Stress can be a problem both for home caregivers and for those in their care. Many studies have shown that stress can have significantly negative consequences, so home caregivers and others in potentially high-stress situations are often advised to master techniques for managing stress. Now a new study indicates that consumption of probiotics may actually be beneficial in this regard.
Published recently in the journal Scientific Reports, this study is entitled “Lactobacillus plantarum attenuates anxiety-related behavior and protects against stress-induced dysbiosis in adult zebrafish.” The scientists involved confirm that previous studies have found a link between the neurological issues created by stress and gastrointestinal issues. Most stress management programs focus on the neurological aspect; these researchers conducted this experiment to determine if focusing on the “gut” issues might be an alternative or complementary way of treating stress.
This is a pre-clinical trial, so it used animals — in this case zebrafish — to test the proof of principle. The bacteria lactobacillus plantarum, which is commonly found in probiotics, was introduced into the aquariums of some zebrafish but was excluded from the aquariums of others. The stressors (situations which have been previously shown to create stress in zebrafish, such as overcrowding) were added to all the aquariums.
Overall, the fish that had been given access to the probiotics were better able to handle the situations and showed fewer signs of stress.
Probiotics are the living cultures found in yogurt and other foods and are considered among the “good” bacteria. They have previously been shown to be beneficial in a number of areas, such as digestion and skin care.
The body produces probiotics naturally, but often these need to be supplemented via dietary means.
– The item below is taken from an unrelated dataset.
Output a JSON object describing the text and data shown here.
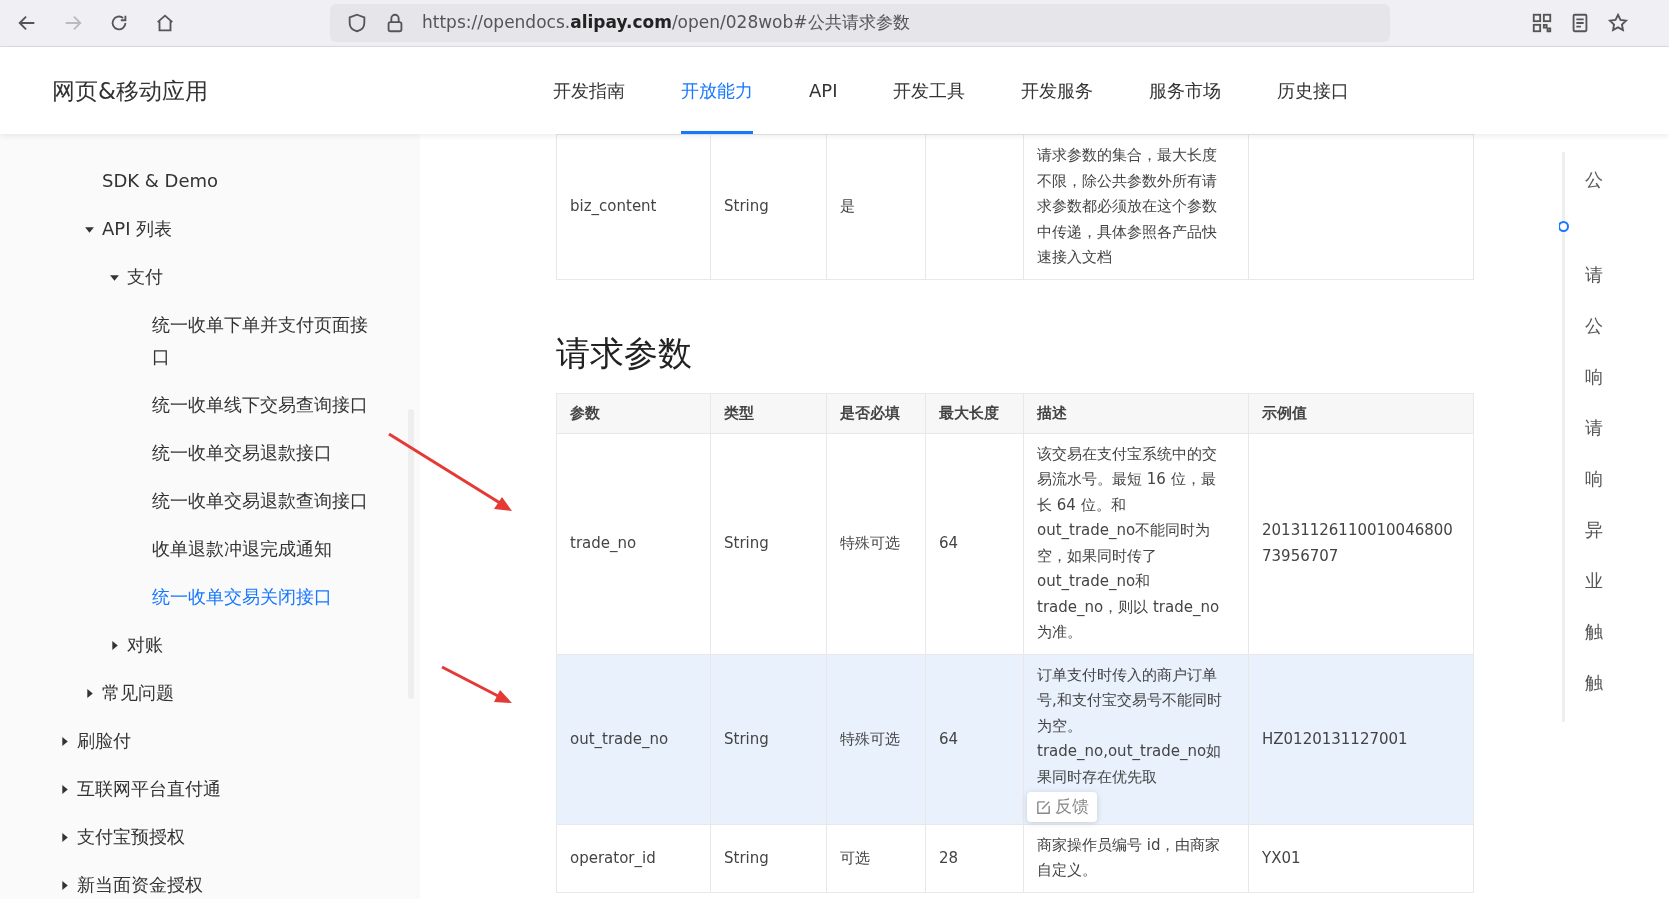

This initial pre-clinical study does not provide proof positive that probiotics would have the same effect in humans as they do in zebrafish. However, because probiotics are generally beneficial, home caregivers may want to consider adding them to their array of stress management weapons. (As always, consider checking with a doctor first before making any major dietary changes.)